Analysis of wine has found two glasses could be enough to reach the recommended daily sugar limit for adults.
Research by Alcohol Health Alliance UK found some bottles had up to 59g of sugar, more than a glazed doughnut.
An independent laboratory analysed bottles of red, white, rosé, fruit and sparkling wine from popular UK brands.
None of the bottles featured nutritional information on labels as this is currently not required by law.
Calorie content was only displayed on a fifth of the bottles analysed by the lab.
Campaigners are calling for change, to better inform wine drinkers about how many calories and how much sugar they are consuming.
Health body NHS recommends adults consume a maximum of 30g of “free sugars” per day, which includes sugar in fruit juices and smoothies, or sugar added to food or drink.
Analysis shows that it’s possible to reach an adult’s daily sugar limit by drinking two medium-sized glasses of some wines.
It also found lower-strength wines were among those containing the most sugar, meaning they were not necessarily a healthy choice, despite their lower alcohol content.
In the UK, alcoholic drinks are required to display volume and strength in units of alcohol by volume (ABV).
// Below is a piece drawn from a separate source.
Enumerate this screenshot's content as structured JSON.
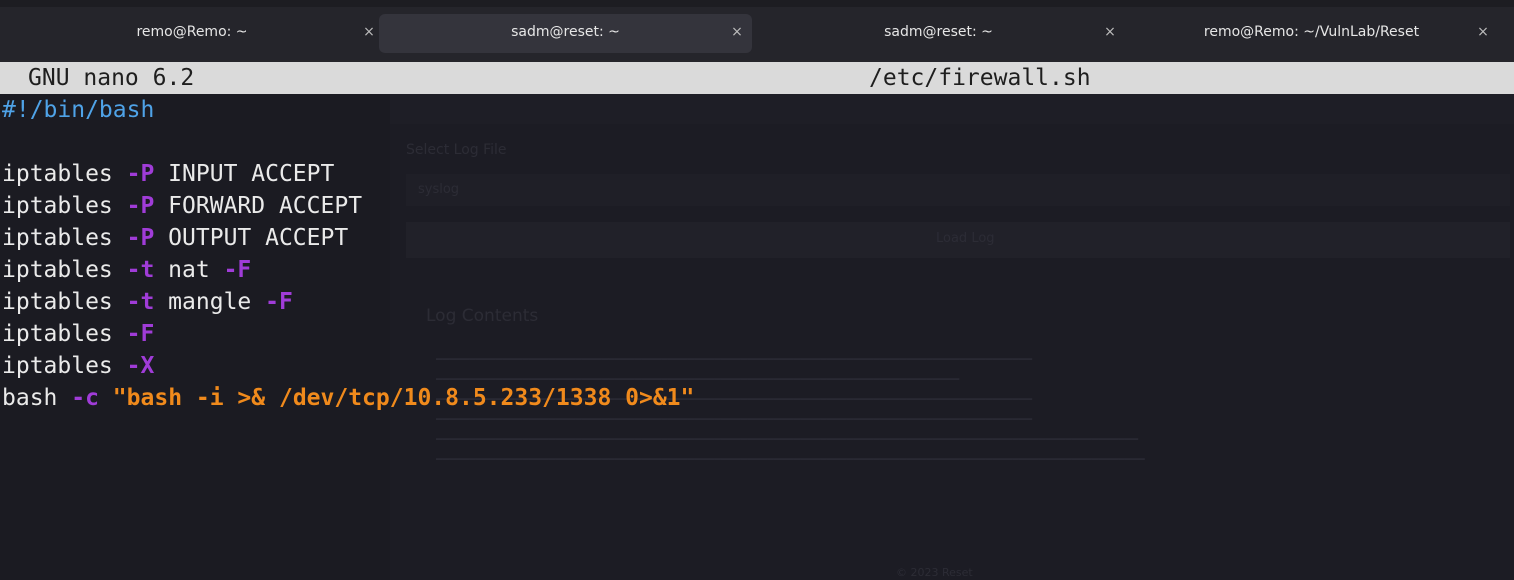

Labelling must also identify any common allergens, but there are no requirements for ingredients, health warnings or nutritional value as found on many other food and drink food products.